"America's Hidden History" by Kenneth C. Davis (2008)
First of all, the title of this book is misleading. There is nothing "hidden" about this history, and all of the events discussed in this book have been public knowledge since their occurrence. Yes, many of the details added by the author to the general narrative of American colonial, and pre-colonial history are not widely known, but in no way could the historical events introduced in this book be described as "hidden."
The title of this book is misleading in another sense. The subtitle of this book is "Untold Tales of the First Pilgrims, Fighting Women, and Forgotten Founders Who Shaped a Nation." This title wouldn't readily lead one to believe that the history discussed in this book stops at 1789. A better title would have indicated the distinctly early-American perspective of this book, and would not have claimed - as this book seems to do - that it is a general survey of American history from the Spanish (and French) colonization of Florida to the present. Yes, there is a little line of text on the back cover that does make this distinction, but it is an easy thing to overlook.

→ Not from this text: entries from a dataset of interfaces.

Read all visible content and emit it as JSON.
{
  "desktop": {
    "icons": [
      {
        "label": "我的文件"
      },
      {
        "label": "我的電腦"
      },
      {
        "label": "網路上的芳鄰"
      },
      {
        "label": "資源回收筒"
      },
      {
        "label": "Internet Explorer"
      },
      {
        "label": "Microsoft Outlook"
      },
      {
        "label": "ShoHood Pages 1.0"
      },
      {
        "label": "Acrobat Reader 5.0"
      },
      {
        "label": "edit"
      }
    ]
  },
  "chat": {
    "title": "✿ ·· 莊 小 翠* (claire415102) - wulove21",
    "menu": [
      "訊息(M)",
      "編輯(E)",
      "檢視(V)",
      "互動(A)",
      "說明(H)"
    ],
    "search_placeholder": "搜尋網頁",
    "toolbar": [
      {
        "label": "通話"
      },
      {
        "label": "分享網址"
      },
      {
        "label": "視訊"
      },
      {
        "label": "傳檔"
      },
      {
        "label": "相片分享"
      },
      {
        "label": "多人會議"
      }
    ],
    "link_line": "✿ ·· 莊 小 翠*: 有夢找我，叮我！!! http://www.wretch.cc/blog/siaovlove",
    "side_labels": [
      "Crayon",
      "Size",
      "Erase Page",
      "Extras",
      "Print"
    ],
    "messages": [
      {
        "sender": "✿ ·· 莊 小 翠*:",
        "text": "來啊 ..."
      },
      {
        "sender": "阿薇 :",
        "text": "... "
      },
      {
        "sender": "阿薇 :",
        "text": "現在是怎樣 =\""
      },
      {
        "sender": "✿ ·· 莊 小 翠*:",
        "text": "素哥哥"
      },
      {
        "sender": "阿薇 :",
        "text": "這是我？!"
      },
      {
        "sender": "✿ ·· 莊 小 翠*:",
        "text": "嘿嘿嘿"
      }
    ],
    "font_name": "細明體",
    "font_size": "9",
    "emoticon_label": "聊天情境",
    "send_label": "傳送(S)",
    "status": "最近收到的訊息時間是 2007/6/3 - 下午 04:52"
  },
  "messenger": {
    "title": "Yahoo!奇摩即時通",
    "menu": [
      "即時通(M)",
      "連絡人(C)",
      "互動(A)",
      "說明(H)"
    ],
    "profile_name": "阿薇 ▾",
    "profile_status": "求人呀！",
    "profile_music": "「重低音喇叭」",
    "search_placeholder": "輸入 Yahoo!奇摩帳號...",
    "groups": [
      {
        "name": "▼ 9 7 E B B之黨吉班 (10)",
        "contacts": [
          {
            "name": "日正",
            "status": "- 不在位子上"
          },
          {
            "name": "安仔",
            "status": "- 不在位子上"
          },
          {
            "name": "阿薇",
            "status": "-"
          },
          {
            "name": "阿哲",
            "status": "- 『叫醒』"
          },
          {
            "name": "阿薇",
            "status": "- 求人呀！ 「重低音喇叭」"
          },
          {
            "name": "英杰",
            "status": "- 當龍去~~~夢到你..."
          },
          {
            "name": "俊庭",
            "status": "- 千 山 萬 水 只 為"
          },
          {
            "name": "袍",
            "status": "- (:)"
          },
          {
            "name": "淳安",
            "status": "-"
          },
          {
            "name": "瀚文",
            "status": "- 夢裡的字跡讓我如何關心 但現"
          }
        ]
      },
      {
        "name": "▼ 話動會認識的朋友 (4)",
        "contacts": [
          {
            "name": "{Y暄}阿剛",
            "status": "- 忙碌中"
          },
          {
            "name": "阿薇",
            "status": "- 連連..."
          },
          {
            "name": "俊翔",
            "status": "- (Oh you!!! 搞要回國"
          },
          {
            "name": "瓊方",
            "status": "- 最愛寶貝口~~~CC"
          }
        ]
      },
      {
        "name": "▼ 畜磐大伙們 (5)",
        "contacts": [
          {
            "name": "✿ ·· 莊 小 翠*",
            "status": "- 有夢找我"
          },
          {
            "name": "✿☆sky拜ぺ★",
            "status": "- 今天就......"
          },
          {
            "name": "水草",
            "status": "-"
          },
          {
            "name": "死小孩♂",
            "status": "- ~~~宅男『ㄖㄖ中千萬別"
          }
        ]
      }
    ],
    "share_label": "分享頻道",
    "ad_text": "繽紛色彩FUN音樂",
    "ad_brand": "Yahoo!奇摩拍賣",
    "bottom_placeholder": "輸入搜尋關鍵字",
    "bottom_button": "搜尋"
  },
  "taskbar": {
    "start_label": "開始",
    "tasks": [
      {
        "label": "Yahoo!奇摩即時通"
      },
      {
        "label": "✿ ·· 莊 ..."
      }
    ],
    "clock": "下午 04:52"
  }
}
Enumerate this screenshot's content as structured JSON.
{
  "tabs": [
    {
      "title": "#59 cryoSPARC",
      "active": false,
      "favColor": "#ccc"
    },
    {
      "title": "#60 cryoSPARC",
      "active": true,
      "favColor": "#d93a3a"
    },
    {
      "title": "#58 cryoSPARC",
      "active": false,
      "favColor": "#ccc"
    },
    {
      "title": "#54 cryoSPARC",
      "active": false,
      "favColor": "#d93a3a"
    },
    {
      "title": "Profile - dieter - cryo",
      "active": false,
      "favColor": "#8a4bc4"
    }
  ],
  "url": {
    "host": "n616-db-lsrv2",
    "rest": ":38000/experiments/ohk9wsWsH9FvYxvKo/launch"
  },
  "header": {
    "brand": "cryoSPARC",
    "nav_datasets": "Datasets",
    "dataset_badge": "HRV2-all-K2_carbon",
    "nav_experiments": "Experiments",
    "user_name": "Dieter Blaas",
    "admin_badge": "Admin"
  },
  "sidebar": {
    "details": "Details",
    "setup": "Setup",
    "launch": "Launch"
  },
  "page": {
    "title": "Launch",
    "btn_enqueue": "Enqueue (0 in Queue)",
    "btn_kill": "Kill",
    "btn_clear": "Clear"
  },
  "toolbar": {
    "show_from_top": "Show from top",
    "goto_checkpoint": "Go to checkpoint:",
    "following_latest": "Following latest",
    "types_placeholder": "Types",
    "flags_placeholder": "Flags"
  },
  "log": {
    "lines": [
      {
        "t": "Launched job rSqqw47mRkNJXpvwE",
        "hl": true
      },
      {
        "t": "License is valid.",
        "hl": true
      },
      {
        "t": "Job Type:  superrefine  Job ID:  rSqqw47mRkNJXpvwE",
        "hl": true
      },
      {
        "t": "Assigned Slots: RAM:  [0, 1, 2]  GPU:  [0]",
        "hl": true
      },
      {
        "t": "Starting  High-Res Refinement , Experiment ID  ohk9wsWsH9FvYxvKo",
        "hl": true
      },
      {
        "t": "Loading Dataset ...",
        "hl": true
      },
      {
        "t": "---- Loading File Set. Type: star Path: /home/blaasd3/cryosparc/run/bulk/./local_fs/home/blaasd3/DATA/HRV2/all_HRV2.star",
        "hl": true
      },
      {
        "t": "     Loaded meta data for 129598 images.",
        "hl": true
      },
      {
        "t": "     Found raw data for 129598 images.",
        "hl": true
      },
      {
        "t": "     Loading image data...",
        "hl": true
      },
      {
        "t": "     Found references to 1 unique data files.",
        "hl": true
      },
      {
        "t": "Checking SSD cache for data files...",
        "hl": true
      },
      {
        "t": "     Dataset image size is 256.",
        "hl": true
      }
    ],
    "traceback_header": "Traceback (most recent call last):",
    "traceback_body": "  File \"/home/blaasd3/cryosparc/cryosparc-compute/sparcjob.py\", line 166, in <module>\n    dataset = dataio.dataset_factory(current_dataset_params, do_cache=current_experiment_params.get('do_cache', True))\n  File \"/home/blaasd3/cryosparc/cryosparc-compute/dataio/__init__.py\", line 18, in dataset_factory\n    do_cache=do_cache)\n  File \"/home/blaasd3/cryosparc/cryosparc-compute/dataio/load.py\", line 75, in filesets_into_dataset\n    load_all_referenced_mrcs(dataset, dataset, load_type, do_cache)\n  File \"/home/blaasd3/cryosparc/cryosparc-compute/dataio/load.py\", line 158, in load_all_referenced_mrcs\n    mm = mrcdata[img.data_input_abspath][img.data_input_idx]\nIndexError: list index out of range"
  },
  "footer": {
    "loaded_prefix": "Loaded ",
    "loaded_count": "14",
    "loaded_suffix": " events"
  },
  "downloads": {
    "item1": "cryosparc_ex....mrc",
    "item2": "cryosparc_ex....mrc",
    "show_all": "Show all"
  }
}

This book is divided into five sections. Each of these sections focuses on a specific historical event, with digressions for "backstory" and other events occurring out of the general thrust of the author's narrative. The historical events, in order, are: the Spanish conquest of Central and South America, the abduction of a New England settler by Indians, one of George Washington's early military blunders, events leading up to the Revolutionary War and the death of Joseph Warren, Benedict Arnold's military exploits, and Shays' Rebellion. In each of these chapters the author goes to great pains to draw parallels between personal conflicts and larger events, though a dedication to historical accuracy and a lack of documentation somewhat hobble his efforts.
It's a decent book, but anyone who's ever taken a class in early American history will be familiar with the events and their popular interpretations. I haven't read any books on this subject in some time, but I'm sure there are much better works of history covering the same time period(s).
All told, it is a less-than-imaginitive work of non-fiction, which might be taken as a contradiction in terms. "History", however, is an act of continual interpretation, so imagination plays a role in its definition. What we say and decide about events is often more important than the events themselves. I only wish the author had said more, and decided with more intelligence.